The World Conservation Union (IUCN) lists the Cat Ba langur as one of the most critically endangered primate species of the World, due to its small population size and restricted range.

In the past, poaching constituted the primary threat to langur survival and resulted in a population decline from estimated 2,500-2,800 individuals in the 1960s, to a mere 50 individuals today.


As a result of this steep decline in numbers, the remaining langur population is now highly fragmented and low reproductive output threatens their future survival.


At the end of 1999, alarmed by reports that there might have only about 100 langurs survived on Cat Ba Island, the Zoological Society for the Conservation of Species and Populations (ZGAP) and the Westfälischer Zoologischer Garten Münster immediately took steps to implement a conservation programme for this endangered primate species.


The “Cat Ba Langur Conservation Project” was started in November 2000.

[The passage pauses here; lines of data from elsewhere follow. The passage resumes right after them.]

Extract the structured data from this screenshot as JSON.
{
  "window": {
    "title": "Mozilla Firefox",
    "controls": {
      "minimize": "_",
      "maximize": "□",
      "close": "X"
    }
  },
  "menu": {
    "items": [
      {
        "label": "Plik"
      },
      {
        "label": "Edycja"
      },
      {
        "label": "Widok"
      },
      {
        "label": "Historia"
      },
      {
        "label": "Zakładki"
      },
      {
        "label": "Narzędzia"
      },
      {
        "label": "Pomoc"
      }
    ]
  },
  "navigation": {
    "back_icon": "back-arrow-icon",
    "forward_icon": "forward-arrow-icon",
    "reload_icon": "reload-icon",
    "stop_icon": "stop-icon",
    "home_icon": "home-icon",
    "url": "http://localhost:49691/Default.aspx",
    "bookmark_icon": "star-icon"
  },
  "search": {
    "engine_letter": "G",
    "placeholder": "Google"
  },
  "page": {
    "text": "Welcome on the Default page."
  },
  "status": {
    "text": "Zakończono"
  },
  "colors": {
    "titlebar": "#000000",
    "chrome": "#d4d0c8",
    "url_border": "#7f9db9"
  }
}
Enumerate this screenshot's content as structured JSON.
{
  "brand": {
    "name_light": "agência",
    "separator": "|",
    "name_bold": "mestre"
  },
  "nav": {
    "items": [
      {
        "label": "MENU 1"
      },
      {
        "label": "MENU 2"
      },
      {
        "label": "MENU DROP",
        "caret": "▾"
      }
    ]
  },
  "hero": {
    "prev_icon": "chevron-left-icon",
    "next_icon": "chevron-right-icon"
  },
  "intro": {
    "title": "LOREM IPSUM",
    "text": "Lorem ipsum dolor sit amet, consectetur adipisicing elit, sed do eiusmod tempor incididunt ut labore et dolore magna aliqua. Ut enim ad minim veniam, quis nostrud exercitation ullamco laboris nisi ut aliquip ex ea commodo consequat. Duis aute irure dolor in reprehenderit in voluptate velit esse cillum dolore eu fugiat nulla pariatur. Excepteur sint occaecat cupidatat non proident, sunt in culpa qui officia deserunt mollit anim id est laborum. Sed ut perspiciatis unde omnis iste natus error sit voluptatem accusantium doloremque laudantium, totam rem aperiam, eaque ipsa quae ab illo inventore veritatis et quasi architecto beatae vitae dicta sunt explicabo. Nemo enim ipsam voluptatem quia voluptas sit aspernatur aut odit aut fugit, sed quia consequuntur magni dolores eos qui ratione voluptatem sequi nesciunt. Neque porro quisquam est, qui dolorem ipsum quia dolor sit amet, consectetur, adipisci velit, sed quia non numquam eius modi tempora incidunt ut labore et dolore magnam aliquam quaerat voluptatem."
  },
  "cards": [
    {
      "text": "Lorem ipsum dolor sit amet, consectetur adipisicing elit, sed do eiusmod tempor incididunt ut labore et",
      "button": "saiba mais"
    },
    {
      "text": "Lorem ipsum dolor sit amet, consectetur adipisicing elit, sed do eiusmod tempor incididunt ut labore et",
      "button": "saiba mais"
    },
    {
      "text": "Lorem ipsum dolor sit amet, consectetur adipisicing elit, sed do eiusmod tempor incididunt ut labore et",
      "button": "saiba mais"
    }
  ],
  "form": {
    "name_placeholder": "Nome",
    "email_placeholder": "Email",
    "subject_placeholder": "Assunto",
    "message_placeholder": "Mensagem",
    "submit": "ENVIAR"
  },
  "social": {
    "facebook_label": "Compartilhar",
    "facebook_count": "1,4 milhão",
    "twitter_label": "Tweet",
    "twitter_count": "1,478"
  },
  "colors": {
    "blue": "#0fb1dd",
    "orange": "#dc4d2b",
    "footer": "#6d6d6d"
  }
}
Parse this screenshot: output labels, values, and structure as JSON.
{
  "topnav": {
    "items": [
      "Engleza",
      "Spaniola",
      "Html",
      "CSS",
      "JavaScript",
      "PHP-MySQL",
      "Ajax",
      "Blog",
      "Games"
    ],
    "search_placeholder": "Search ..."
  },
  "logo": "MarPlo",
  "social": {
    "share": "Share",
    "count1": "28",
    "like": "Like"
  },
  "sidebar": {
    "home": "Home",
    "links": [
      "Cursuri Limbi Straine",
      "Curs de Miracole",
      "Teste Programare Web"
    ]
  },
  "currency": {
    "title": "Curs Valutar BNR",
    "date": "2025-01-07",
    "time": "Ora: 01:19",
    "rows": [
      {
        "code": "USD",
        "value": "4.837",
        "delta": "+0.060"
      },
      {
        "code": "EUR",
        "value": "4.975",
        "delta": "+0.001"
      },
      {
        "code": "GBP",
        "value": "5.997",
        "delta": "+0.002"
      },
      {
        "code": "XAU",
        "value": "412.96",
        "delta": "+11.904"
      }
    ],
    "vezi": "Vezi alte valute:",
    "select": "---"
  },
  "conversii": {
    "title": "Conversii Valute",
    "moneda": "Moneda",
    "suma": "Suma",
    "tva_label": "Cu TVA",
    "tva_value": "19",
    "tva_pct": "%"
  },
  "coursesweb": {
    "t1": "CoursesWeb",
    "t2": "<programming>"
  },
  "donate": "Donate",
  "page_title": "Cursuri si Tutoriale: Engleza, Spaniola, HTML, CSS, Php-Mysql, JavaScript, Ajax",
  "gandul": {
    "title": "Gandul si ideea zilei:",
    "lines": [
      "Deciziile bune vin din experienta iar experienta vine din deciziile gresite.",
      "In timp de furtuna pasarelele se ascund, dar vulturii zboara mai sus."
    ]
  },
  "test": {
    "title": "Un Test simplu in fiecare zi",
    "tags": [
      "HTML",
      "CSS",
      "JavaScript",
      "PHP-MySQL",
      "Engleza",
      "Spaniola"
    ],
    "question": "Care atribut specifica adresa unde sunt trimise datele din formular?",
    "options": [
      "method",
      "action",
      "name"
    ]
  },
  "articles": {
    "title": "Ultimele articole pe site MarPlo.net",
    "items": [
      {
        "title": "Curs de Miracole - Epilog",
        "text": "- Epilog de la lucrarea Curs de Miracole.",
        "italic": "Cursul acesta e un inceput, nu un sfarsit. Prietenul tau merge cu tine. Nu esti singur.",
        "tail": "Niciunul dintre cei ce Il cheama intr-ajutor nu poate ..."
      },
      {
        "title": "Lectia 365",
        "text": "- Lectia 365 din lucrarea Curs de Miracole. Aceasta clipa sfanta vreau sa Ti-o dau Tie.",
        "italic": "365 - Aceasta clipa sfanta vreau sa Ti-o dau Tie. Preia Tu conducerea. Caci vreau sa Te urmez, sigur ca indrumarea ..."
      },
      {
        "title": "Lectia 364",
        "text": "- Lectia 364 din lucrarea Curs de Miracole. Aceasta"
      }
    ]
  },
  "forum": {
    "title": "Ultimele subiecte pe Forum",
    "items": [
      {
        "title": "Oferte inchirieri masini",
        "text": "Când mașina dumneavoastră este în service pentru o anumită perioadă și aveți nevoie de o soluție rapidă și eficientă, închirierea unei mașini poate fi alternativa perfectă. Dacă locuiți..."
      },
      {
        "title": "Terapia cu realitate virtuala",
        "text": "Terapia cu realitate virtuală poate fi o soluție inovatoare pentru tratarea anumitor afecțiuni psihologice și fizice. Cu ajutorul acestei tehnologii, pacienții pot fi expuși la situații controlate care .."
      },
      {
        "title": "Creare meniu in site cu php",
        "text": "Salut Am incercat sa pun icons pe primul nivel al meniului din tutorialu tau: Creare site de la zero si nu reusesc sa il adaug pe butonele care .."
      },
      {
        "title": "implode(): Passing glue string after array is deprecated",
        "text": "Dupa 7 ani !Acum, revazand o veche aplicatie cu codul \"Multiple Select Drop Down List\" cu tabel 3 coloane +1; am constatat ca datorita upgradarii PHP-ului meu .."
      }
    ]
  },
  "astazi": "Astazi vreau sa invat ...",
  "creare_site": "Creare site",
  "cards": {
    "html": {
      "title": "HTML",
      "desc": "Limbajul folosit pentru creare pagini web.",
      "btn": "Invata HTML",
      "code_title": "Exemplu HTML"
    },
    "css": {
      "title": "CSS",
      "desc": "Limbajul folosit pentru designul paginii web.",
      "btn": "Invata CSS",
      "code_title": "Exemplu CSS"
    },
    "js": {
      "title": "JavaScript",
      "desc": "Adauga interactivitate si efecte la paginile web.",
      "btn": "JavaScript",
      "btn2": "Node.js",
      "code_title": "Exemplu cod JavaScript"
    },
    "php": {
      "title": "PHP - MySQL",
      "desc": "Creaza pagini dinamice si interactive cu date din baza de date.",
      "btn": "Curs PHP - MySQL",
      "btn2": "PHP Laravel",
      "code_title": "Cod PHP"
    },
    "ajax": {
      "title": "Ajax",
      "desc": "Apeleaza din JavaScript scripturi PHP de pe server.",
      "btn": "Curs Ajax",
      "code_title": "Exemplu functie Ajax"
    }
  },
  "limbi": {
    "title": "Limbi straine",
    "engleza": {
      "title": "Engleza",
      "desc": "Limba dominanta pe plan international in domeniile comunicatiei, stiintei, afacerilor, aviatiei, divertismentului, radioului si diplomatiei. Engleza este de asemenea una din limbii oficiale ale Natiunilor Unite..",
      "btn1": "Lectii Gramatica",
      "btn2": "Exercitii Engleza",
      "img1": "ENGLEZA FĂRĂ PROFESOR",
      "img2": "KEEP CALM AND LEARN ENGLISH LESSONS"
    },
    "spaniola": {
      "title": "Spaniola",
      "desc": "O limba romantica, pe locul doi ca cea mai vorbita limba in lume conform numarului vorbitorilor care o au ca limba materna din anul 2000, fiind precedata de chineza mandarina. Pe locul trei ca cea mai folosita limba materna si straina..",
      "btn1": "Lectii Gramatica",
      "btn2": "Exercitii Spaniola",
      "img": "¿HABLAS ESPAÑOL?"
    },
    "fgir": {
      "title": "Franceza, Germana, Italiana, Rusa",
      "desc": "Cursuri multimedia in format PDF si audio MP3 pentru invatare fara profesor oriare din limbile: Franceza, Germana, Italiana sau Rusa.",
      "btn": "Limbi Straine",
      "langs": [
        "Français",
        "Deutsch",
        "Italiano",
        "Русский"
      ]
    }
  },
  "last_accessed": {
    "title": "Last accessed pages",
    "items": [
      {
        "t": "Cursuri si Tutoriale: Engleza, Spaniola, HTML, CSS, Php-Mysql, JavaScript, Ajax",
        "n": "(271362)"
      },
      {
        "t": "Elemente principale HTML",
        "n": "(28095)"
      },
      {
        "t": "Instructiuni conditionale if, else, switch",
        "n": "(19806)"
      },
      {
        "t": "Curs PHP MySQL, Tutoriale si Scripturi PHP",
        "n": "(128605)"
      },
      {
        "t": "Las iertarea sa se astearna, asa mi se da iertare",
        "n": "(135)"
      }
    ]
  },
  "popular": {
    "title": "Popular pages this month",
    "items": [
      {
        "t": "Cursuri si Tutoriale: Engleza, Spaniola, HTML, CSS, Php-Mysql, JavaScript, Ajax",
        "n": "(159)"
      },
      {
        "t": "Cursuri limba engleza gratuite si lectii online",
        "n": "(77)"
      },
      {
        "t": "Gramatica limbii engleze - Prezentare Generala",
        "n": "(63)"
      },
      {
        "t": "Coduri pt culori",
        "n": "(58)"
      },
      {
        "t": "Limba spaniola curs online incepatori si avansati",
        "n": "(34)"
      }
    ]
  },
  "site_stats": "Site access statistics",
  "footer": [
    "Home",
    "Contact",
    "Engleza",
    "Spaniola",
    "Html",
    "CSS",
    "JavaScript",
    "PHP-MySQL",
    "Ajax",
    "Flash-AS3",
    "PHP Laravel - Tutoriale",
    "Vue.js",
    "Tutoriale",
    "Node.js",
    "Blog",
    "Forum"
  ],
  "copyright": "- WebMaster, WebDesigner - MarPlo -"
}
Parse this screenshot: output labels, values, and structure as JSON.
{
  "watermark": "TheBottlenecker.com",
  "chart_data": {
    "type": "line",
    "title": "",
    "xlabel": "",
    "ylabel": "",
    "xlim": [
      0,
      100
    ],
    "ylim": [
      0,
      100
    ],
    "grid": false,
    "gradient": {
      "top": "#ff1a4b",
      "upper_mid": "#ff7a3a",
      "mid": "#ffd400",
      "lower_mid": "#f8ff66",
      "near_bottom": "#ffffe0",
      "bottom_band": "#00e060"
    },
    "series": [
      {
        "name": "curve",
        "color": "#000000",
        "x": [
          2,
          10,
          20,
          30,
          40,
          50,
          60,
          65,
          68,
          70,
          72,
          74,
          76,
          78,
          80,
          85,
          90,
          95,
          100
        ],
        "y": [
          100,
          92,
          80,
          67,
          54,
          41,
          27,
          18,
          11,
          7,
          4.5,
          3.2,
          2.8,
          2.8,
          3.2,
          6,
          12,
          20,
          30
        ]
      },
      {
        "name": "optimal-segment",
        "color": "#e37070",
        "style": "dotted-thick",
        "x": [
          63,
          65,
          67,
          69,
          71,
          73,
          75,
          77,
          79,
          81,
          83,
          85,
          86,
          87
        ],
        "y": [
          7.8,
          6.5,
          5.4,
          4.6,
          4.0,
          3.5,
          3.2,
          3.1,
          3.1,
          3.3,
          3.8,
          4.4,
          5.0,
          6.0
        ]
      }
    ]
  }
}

The stopping of langur poaching therefore became the main objective of the conservation project. Project activities concentrated on the close monitoring of the langur population, the implementation of protection measures and the capacity building of the Cat Ba National Park staff. These efforts have culminated in bringing hunting of langurs to a halt, and for the first time in decades the World’s only remaining population of the Cat Ba langurs has increased.